News source = PremierLeague-News.Com
. When he finally traps the insect under a cup – from which it promptly escapes — the bee launches a vendetta against Trevor and sets out to make his life hell.What follows is just over an hour and a half of old school, slapstick physical comedy reminiscent of Laurel and Hardy or, well, Mr Bean. Priceless paintings are torn, antique statues smashed, and, by the end, Trevor takes a flamethrower to the living room. It’s a surprisingly good — if one-note — comedy fit for family viewing (something Netflix is rather short of), and it made me laugh out loud multiple times.Atkinson as Trevor (Photo: Netflix)But Atkinson’s comments have made me think twice about the show. Have I missed a deeper meaning somewhere among the dog poo gags?
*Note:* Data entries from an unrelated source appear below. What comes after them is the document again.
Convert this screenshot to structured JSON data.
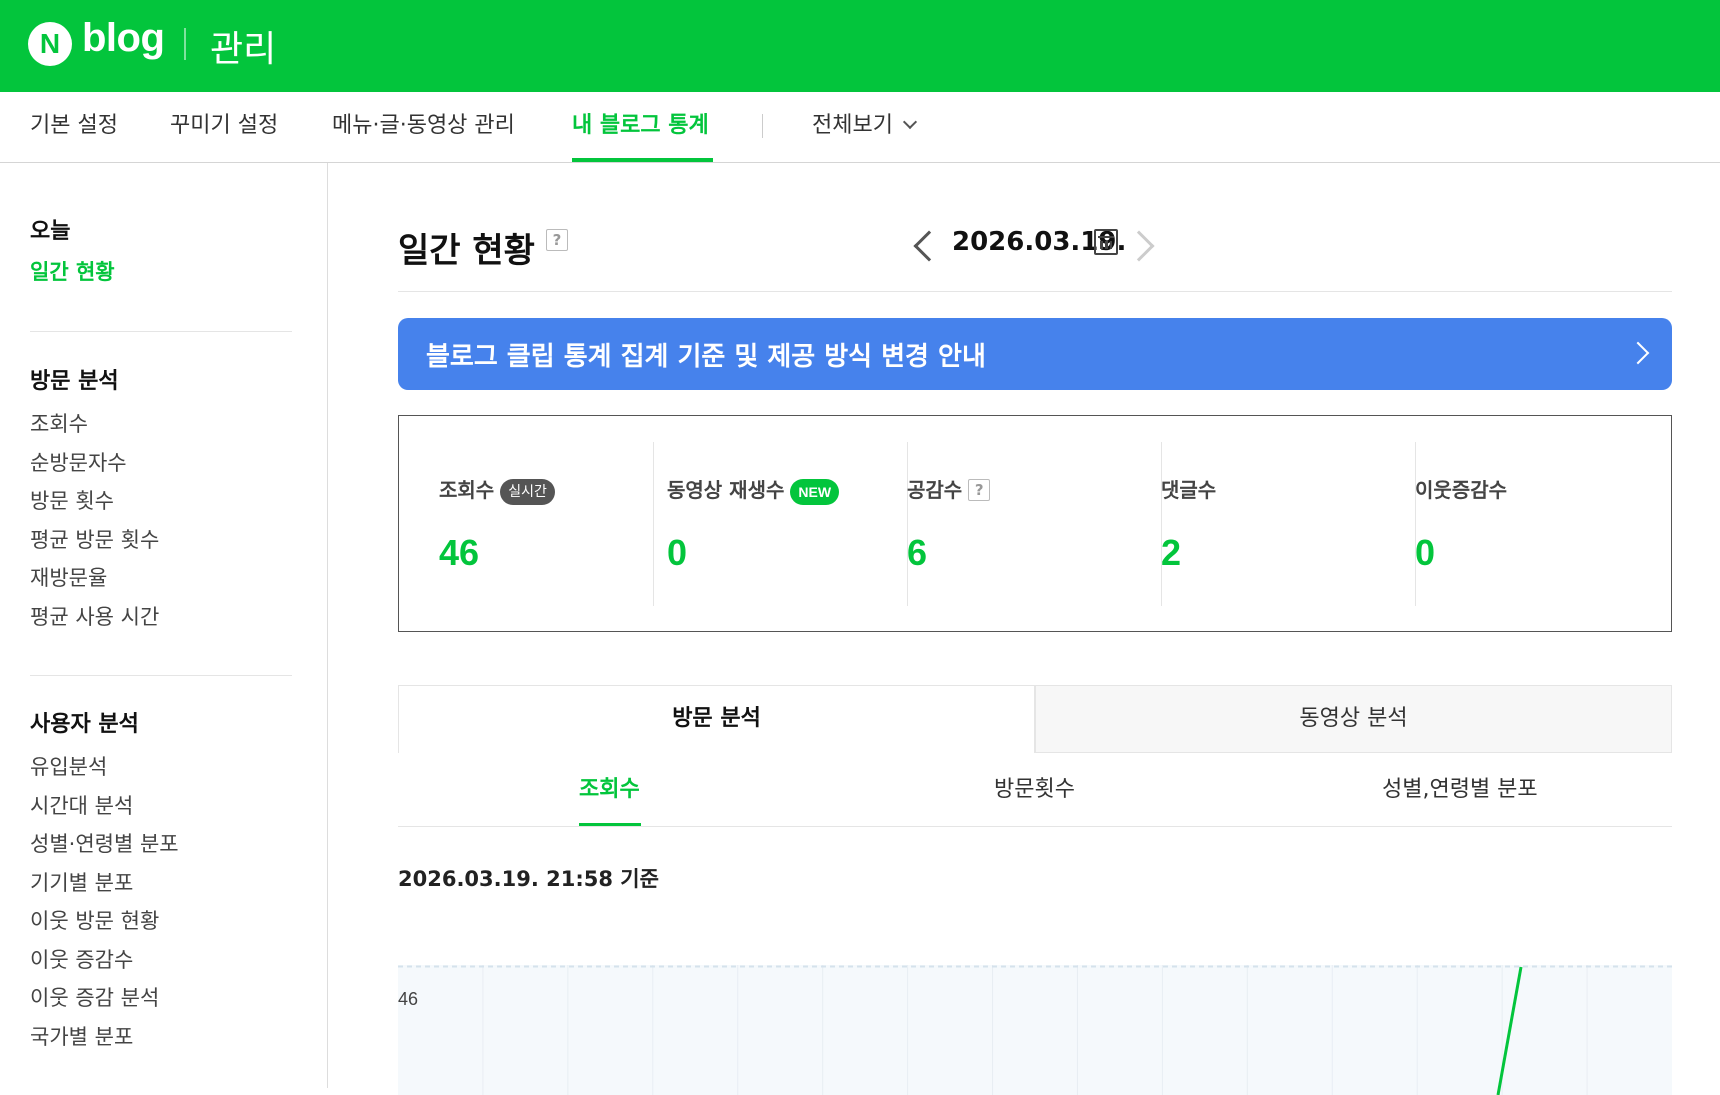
{
  "header": {
    "logo_n": "N",
    "logo_text": "blog",
    "section": "관리"
  },
  "nav": {
    "items": [
      {
        "label": "기본 설정"
      },
      {
        "label": "꾸미기 설정"
      },
      {
        "label": "메뉴·글·동영상 관리"
      },
      {
        "label": "내 블로그 통계"
      }
    ],
    "active_index": 3,
    "view_all": "전체보기"
  },
  "sidebar": {
    "today": {
      "heading": "오늘",
      "items": [
        {
          "label": "일간 현황",
          "active": true
        }
      ]
    },
    "visit": {
      "heading": "방문 분석",
      "items": [
        {
          "label": "조회수"
        },
        {
          "label": "순방문자수"
        },
        {
          "label": "방문 횟수"
        },
        {
          "label": "평균 방문 횟수"
        },
        {
          "label": "재방문율"
        },
        {
          "label": "평균 사용 시간"
        }
      ]
    },
    "user": {
      "heading": "사용자 분석",
      "items": [
        {
          "label": "유입분석"
        },
        {
          "label": "시간대 분석"
        },
        {
          "label": "성별·연령별 분포"
        },
        {
          "label": "기기별 분포"
        },
        {
          "label": "이웃 방문 현황"
        },
        {
          "label": "이웃 증감수"
        },
        {
          "label": "이웃 증감 분석"
        },
        {
          "label": "국가별 분포"
        }
      ]
    }
  },
  "main": {
    "title": "일간 현황",
    "help": "?",
    "date": "2026.03.19.",
    "banner": "블로그 클립 통계 집계 기준 및 제공 방식 변경 안내",
    "stats": [
      {
        "label": "조회수",
        "badge": "실시간",
        "value": "46"
      },
      {
        "label": "동영상 재생수",
        "badge": "NEW",
        "value": "0"
      },
      {
        "label": "공감수",
        "help": "?",
        "value": "6"
      },
      {
        "label": "댓글수",
        "value": "2"
      },
      {
        "label": "이웃증감수",
        "value": "0"
      }
    ],
    "tabs": [
      {
        "label": "방문 분석",
        "active": true
      },
      {
        "label": "동영상 분석",
        "active": false
      }
    ],
    "subtabs": [
      {
        "label": "조회수",
        "active": true
      },
      {
        "label": "방문횟수",
        "active": false
      },
      {
        "label": "성별,연령별 분포",
        "active": false
      }
    ],
    "basis": "2026.03.19. 21:58 기준"
  },
  "chart_data": {
    "type": "line",
    "y_tick_labels": [
      "46"
    ],
    "max_value": 46,
    "line_color": "#03c53c",
    "grid_color": "#e8eef3",
    "background": "#f5f9fc",
    "grid": true
  },
  "colors": {
    "brand_green": "#03c53c",
    "banner_blue": "#4682ec"
  }
}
Perhaps that’s why the more serious storyline of Trevor missing his daughter, kept from him by his ex-wife, takes a more prominent place than is necessary – is Man vs Bee a covert Fathers 4 Justice campaign?!Or is the bee representative of the woke warriors Atkinson is bothered about? Trevor is the lowly comedian, now relegated to swatting away a buzzing nuisance instead of focusing on his real job: making fun of vulnerable people on a global stage. That doesn’t make sense either. Is Atkinson a bee hater? Does he want the bees to die? Does he know what happens if the bees die?!Let’s be serious for a moment, Man vs Bee is nothing other than a simple, clownish comedy with zero agenda other than to make people laugh. Which is exactly what makes Atkinson’s comments so incongruous: it seems like Atkinson is speaking about cancel culture simply to remain relevant.But in making Man vs Bee, he’s rendered his own point null and void. Yes, you can make comedy about anything you want, even a vengeful bee. But that doesn’t mean you should.Man vs Bee will stream on Netflix from Friday 24 June
Source = PremierLeague-News.Com